1. Learn your hotel’s emergency action plan.
Under OSHA regulations, almost all workplaces are required to have an emergency action plan and train their employees accordingly. The plan covers the designated actions the employer (in this case, the hotel) and its employees (you and your coworkers) must take to ensure safety in the event of a workplace emergency. If you have never received a copy of the plan, ask for one. You can then review and memorize your hotel’s policies and procedures in the event of the emergencies covered. A prior understanding of the steps you must take if there is a fire, tornado or active shooter incident, for example, should help you feel more in control of the situation and enable you to remain calm and function at your best.
Note: if your hotel’s emergency action plan does not include all of the following, it may be beneficial to gather additional information from management on:
- Handling emergency guest communications
- Employee order of evacuation (if, for example, some hotel staff need to complete critical functions before they evacuate the building)
- Accounting for all guests and staff after an emergency evacuation
- Who is authorized to interact with the media to minimize confusion and conflicting information
2. Keep a list of emergency contacts handy.
Whether you work the night shift or during the busiest part of the day, an emergency occurrence will likely require you to report essential details to a number of parties. Your hotel’s emergency action plan may include an outline of these. If it does not, ask your supervisor for insight. Again, quick and easy access to the phone numbers you’ll need in the event of any emergency will help you keep your cool and ability to handle your duties.
3. If all else fails, use common sense.
Maybe your hotel’s emergency action plan doesn’t cover the particular situation you’ve encountered. Or perhaps, in the stress of the moment, you can’t remember exactly what you are supposed to do. Regardless of the emergency at hand, these simple common-sense steps may be helpful:
- Assess the situation; What is the emergency? Is it localized or may it endanger the entire hotel?
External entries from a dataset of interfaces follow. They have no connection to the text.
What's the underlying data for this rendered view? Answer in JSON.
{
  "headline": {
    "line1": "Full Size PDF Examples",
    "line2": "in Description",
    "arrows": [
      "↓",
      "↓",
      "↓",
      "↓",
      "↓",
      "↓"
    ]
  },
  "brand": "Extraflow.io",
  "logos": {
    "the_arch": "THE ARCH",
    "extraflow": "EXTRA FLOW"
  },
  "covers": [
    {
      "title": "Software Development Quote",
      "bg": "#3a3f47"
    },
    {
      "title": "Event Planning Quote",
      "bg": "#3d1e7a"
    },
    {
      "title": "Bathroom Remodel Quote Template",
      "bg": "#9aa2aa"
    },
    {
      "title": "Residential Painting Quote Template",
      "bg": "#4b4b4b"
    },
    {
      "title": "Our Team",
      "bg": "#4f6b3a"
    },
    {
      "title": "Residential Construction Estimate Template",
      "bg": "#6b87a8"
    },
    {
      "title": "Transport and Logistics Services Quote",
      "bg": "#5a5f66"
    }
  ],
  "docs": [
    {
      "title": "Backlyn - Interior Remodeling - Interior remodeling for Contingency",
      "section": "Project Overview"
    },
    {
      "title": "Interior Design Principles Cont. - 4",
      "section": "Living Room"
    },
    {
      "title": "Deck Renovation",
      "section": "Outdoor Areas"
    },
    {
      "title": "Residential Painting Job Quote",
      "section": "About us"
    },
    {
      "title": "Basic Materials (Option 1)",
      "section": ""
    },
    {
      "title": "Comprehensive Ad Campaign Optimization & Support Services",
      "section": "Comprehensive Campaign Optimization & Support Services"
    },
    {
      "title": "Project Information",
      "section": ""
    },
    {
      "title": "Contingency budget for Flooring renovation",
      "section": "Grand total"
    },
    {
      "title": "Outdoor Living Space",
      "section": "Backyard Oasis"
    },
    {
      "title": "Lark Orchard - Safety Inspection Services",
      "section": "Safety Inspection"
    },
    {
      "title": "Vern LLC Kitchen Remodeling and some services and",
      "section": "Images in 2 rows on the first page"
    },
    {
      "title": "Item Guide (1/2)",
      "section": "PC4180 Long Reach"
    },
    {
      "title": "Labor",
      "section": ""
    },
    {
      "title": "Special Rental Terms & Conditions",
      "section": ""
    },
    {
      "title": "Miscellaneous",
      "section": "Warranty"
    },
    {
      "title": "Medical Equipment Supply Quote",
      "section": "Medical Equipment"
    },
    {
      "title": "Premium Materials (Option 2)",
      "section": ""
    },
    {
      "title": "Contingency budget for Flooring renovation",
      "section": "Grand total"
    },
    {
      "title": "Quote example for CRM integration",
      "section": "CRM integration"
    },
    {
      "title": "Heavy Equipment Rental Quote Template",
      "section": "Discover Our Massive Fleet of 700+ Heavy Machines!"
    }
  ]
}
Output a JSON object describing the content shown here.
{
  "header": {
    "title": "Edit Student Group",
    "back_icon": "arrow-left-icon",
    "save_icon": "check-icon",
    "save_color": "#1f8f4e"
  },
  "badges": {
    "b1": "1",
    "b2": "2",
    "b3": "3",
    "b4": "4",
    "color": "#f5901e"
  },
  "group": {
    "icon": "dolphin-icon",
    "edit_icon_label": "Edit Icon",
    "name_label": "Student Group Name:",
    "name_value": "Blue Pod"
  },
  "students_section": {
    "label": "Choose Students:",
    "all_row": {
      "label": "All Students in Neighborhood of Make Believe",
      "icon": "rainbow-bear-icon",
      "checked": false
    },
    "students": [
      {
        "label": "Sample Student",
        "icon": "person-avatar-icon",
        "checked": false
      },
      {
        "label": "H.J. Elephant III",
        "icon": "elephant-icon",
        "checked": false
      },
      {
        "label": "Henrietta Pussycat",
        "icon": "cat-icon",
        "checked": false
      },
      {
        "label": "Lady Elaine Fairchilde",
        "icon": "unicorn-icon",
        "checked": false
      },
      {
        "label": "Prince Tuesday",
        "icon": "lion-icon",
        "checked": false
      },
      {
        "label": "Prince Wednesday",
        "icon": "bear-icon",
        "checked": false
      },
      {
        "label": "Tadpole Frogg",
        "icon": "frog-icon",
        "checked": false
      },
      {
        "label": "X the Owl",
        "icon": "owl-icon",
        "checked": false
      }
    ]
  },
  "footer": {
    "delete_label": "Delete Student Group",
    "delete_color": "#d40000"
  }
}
- Activate the fire alarm if you need to evacuate the hotel; If your hotel has a silent alarm system for contacting security or the police, activate it if appropriate.
- Contact the authorities; Does the situation warrant a 911 call? Or do you just need to alert management (such as in the event of a power outage)? Can you safely reach a phone?
- Inform your guests; Once the situation is under control, speak calmly to hotel guests, answer what questions you can (if appropriate), and let them know what else to expect.